(25.11.1906 - 24.06.1962 )
“He who wants to, is able to do more than he can.”
Volfgangs Dārziņš was born in Riga on November 25, 1906, the son of composer Emīls Dārziņš. In addition to composing, he performed regularly as a
pianist, worked as a music critic and writer, taught music and was also interested in ethnomusicology. He graduated from the Latvian Conservatory, where he studied composition theory under Jāzeps Vītols (1924–1929) and piano under Bonifācija Roge and Nadežda Kārkliņa (1929–1934).
Dārziņš won five out of eight possible awards in the new choral compositions competition at the 8 th General Latvian Song Festival, for four arrangements of folk songs and his original composition “Birzēm rotāts” (Adorned by Birch Groves). Already as a student, he began writing about music for the Latvis newspaper and the Burtnieks, Mūzikas Apskats and Latvju Mēnešraksts periodicals. In 1934 he became the editor of the music section at the Rīts newspaper, and during the war he published articles in Tēvija. Dārziņš later also wrote for Latvian exile publications in Germany and the United States.

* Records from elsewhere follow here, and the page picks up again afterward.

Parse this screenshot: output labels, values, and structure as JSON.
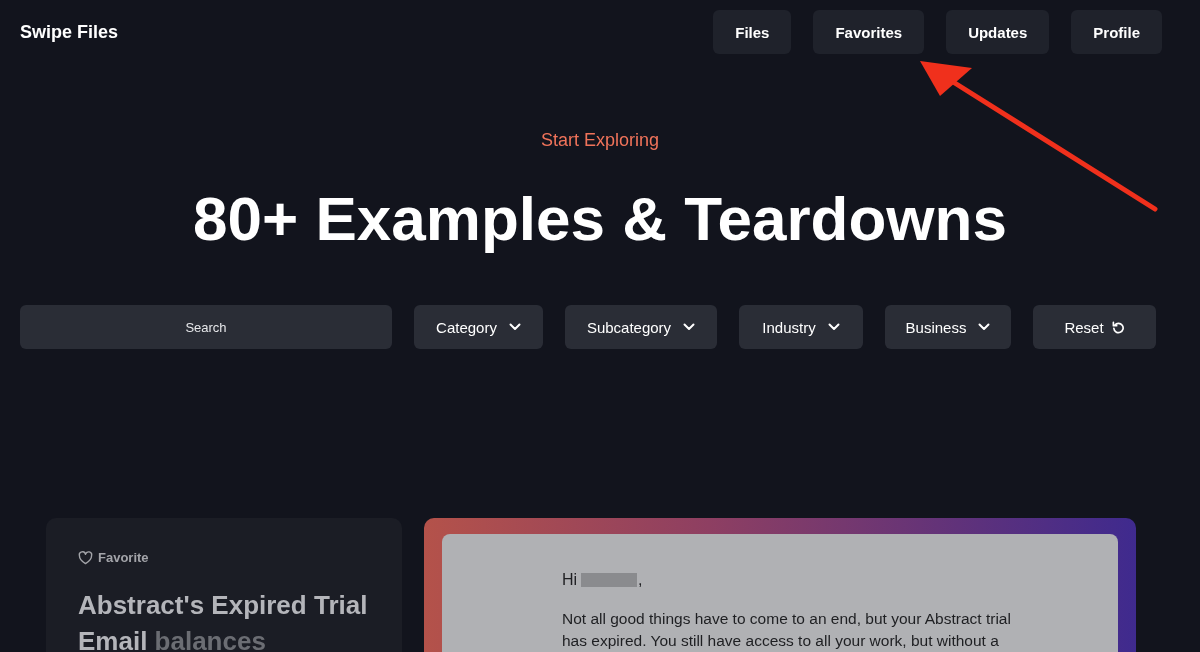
{
  "site": {
    "title": "Swipe Files"
  },
  "nav": [
    {
      "label": "Files"
    },
    {
      "label": "Favorites"
    },
    {
      "label": "Updates"
    },
    {
      "label": "Profile"
    }
  ],
  "hero": {
    "eyebrow": "Start Exploring",
    "heading": "80+ Examples & Teardowns"
  },
  "filters": {
    "search": {
      "placeholder": "Search"
    },
    "dropdowns": [
      {
        "label": "Category"
      },
      {
        "label": "Subcategory"
      },
      {
        "label": "Industry"
      },
      {
        "label": "Business"
      }
    ],
    "reset": "Reset"
  },
  "card": {
    "favorite": {
      "label": "Favorite",
      "selected": false
    },
    "title": "Abstract's Expired Trial Email",
    "title_faded": "balances"
  },
  "email_preview": {
    "greeting": "Hi",
    "greeting_end": ",",
    "lines": [
      "Not all good things have to come to an end, but your Abstract trial",
      "has expired. You still have access to all your work, but without a"
    ]
  }
}
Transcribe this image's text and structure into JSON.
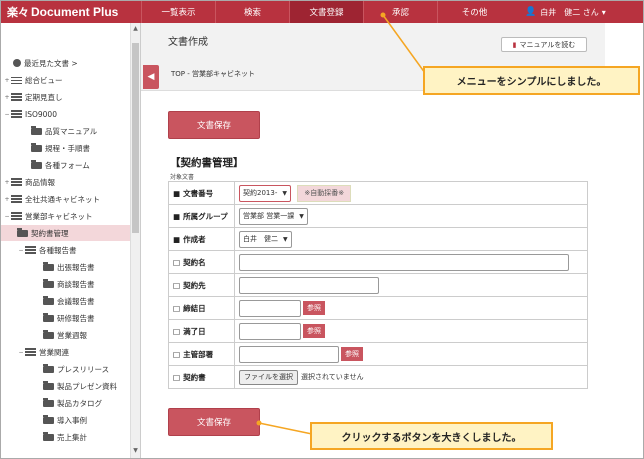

Having fled from Latvia as a refugee at the end of the Second World War, Dārziņš arrived in Berlin, then Ehingen on the banks of the Danube River, and eventually settled in Esslingen after the end of the war. He emigrated to the United States in 1950 and settled in Spokane, Washington, where he began teaching at the local conservatory and also played the organ and conducted the choir in the local Lutheran church. However, he soon abandoned those activities to focus on performing as a pianist. He did six large concert tours as a pianist between 1952 and 1956 for a total of about one hundred concerts, not counting smaller solo concerts. He performed Chopin, Beethoven, Scarlatti, Mozart, Schumann, Debussy and sometimes also his own compositions. According to musicologist Arnolds Klotiņš, “Dārziņš’ performance is characterised by great spiritual tension and the quelling of the sensual, sentimental side of music in favour of logically constructive expression and clarity.”
Dārziņš moved to Seattle in 1955, where he taught piano to graduates of the Music Department of the University of Washington (Seattle). During this period he performed only upon special invitation and generally only for audiences of music connoisseurs; he also served as a juror for a variety of American music competitions. He turned his attention to studying Latvian folk songs, as evidenced by his in-depth article “Latvju tautas melodiju veidi un īpatnības” (Types and Peculiarities of Latvian Folk Melodies, published in Vol. 11 of the 1956 “Copenhagen/Imanta” collection of Latvian dainas), which includes examples of 120 melodies and eight maps, as well as the many lectures he gave on the subject in the mid-1950s. Dārziņš’ compositions for piano and his arrangements of folk songs also reflect a strong influence from folk music, not in the form of quotations or allusions but at a much deeper level. Klotiņš again: “Apparently his goal was to intercept and recreate the tonal, and especially the metro-rhythmic and constructive, elements of Latvian folklore as well as in some cases the reconstruction of the archaic aesthetics of folk music.”
Dārziņš’ post-war compositions were gradually published by Alfrēds Kalnājs’ publishing house in Chicago, and the composer himself participated in the typesetting process. All of his main compositions were published by 1962, and the most important of these were included the Dow Publishers, Inc. (New York) catalogue of new music in 1960. Dārziņš received the American Latvian Association’s Cultural Foundation Award in 1953 as well as its honorary award in 1962. After his death on June 24, 1962, the University of Washington established the Volfgangs Dārziņš Commemorative Foundation and organised several large commemorative concerts. Dārziņš was reinterred in the Mārtiņš Cemetery in Riga next to his father in 1999.
Dārziņš’ contribution to Latvian music is still not fully comprehended and appreciated. He is one of those rare composers who sought and found his own independent style in contrast to the tradition of romanticism founded by Jāzeps Vītols, in which the work of most post-war Latvian composers was rooted. Klotiņš has commented: “Whether consciously or not, in the post-war years Dārziņš took on a mission in the modern development of Latvian music that no other composer had previously undertaken nor, it seems, has done so since, at least in the genre of instrumental music. Namely, he took a step that has been taken by the musical cultures of certain other European nations, the benchmark of which was set by Béla Bartók in Hungary. This was a step away from using a relatively new, late folk lyricism towards the reinterpretation and development in an instrumental style of the formative, constructive and colouristic possibilities of an older stratum of folk music. In this respect, Dārziņš, like Bartók, also bid farewell to romanticism and moved towards neoclassical structures. These qualities, as well as the shift in emphasis from the vocal music so traditional to Latvians to the genre of instrumental music, made
Dārziņš’ musical legacy something thoroughly new and still not fully comprehended in the otherwise generally vocalised and emotionalised landscape of our music.”